This is why you may not see him speaking Spanish to the player specifically. While Marcos and Manuela are pretty open about code-switching, Emilio code-switches mostly in front of his parents or Raul, who he considers family, so you may not notice it as much.
So…what happens when you marry him and become part of his family? You’ll just have to discover that for yourself!
Also, I noted it in the character breakdown sheet as well, but if you’re not familiar with Spanish, don’t worry; we left enough context when we did this so you could still understand the message. Emilio’s family isn’t the only bilingual set of characters, either, which gets me to my next point…
Karina is Olive Town’s stylist. Her general aesthetic and personality were inspired by French fashion from the 60s, so we incorporated this into her dialogue as well. She’s French bilingual, but also loves throwing in 60s slang when she can…
Do you remember how I mentioned that the project director, Hikaru Nakano, wanted to bring Olive Town a little more diversity where he could?
This was Karina’s original design, so we were pleasantly surprised to find a different Karina when we got our first build of the game to test! When asked about it, Nakano-san let us know that he and the developers wanted to make Olive Town’s residents relatable to as many players as possible, so he requested a few designs be changed to accommodate for the fact that the game would be released worldwide. Karina was only one of them!
We’re always looking out for fan feedback to each game in the series, and we love to hear your thoughts on what kinds of characters you’d want to see in future STORY OF SEASONS titles!
Make Your Way to Olive Town!
Get those motorcycles ready, folks! Now that Pioneers of Olive Town is out, you can grab a copy of the game from our store or from participating retailers! If you’re looking for a little extra farm-fresh goodness, you can’t go wrong with the physical Premium Edition. Buffy, our buffalo pocket plushie, is very much looking forward to meeting you. For farmers who just can’t wait to set foot into Olive Town, you can purchase the game digitally on the Nintendo eShop as well, either by itself or with the Game and Expansion Pass bundle. There are even more events, marriage candidates, and adventures in store for you with each expansion, so don’t miss out!

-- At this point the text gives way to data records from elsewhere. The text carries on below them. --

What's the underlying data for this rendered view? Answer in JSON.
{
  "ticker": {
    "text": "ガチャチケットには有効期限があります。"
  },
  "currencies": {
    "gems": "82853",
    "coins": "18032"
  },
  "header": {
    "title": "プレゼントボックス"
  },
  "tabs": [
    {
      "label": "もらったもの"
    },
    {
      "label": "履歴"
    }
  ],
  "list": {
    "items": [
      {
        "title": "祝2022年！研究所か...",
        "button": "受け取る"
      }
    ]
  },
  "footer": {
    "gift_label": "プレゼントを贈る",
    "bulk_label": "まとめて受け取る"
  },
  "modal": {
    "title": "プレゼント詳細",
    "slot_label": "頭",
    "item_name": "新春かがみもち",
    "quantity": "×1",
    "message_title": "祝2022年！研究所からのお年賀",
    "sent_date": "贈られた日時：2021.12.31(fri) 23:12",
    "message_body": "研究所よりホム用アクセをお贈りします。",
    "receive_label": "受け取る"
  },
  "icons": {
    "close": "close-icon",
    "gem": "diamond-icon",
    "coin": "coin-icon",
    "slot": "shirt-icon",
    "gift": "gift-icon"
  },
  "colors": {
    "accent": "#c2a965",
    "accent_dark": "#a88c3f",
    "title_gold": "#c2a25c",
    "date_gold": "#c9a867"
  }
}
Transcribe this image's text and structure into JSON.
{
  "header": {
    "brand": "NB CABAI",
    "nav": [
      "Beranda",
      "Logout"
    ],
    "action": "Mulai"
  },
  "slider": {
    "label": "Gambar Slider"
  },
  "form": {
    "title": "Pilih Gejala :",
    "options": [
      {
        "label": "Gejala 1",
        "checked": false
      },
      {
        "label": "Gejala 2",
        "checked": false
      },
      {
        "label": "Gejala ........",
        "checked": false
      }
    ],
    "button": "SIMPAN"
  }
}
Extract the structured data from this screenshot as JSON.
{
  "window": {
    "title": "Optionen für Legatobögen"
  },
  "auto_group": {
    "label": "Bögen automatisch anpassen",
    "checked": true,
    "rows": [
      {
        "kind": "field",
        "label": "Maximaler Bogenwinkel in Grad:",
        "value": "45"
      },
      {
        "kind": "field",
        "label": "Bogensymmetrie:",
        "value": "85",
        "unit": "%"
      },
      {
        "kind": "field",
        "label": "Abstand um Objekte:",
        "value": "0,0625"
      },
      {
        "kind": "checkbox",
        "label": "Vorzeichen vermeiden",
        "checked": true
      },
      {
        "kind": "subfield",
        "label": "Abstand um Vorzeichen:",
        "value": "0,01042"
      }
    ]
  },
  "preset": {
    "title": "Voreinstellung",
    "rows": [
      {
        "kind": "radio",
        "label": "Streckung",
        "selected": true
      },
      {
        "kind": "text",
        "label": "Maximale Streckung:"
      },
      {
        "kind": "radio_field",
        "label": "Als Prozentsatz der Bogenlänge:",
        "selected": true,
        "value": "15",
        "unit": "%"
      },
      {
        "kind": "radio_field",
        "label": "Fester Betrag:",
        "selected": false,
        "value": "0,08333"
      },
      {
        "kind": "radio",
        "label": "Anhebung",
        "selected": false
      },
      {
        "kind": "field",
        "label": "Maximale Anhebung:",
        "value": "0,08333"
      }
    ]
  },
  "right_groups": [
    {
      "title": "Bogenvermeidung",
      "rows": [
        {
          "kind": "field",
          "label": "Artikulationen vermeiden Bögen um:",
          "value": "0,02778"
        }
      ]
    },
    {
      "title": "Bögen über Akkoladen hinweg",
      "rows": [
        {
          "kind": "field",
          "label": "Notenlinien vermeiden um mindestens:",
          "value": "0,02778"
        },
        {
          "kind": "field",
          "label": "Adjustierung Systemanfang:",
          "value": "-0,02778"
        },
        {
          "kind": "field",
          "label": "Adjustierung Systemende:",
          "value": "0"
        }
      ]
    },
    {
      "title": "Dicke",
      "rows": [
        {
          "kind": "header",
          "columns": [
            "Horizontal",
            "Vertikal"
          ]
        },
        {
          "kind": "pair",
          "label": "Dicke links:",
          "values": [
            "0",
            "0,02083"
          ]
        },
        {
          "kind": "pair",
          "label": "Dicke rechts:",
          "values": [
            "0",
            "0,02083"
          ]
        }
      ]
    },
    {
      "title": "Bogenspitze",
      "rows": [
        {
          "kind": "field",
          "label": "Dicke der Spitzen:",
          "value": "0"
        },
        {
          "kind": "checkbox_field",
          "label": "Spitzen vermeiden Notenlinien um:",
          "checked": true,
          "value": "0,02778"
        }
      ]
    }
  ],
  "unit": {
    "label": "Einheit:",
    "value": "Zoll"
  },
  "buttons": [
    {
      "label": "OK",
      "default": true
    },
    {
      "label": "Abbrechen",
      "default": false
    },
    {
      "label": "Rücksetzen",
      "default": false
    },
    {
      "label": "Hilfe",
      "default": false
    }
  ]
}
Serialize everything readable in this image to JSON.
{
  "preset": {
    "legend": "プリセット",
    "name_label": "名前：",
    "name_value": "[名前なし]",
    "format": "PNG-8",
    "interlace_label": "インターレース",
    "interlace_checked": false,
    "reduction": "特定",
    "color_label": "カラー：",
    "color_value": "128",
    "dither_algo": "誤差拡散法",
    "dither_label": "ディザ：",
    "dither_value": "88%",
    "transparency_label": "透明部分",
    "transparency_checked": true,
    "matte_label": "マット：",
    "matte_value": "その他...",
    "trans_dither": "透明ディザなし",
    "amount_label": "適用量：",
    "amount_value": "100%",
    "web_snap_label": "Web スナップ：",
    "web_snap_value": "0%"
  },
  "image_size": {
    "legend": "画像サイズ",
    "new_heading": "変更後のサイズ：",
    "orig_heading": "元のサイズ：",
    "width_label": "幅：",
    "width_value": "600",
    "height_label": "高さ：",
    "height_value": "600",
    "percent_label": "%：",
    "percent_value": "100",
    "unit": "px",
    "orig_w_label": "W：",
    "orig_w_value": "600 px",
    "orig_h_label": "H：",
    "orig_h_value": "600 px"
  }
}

Thanks for taking the time to read our second blog, and I hope you enjoyed this little dive into some of the residents of Olive Town! Working on this game was an absolute blast, and there’s a bunch of little details to discover that I couldn’t cover in this blog, so you’re bound to come across more of them as you’re farming.
Try to find as many events as you can while you’re enjoying your new life in Olive Town! They’ll shed a little more light on the residents’ lives than a simple greeting or conversation, and there’s over 200 of them! But remember, it’s STORY OF SEASONS, so there’s no rush. Just take it easy, live your best farm life, and you’ll have lots of things to look forward to!
See you in Olive Town, everyone!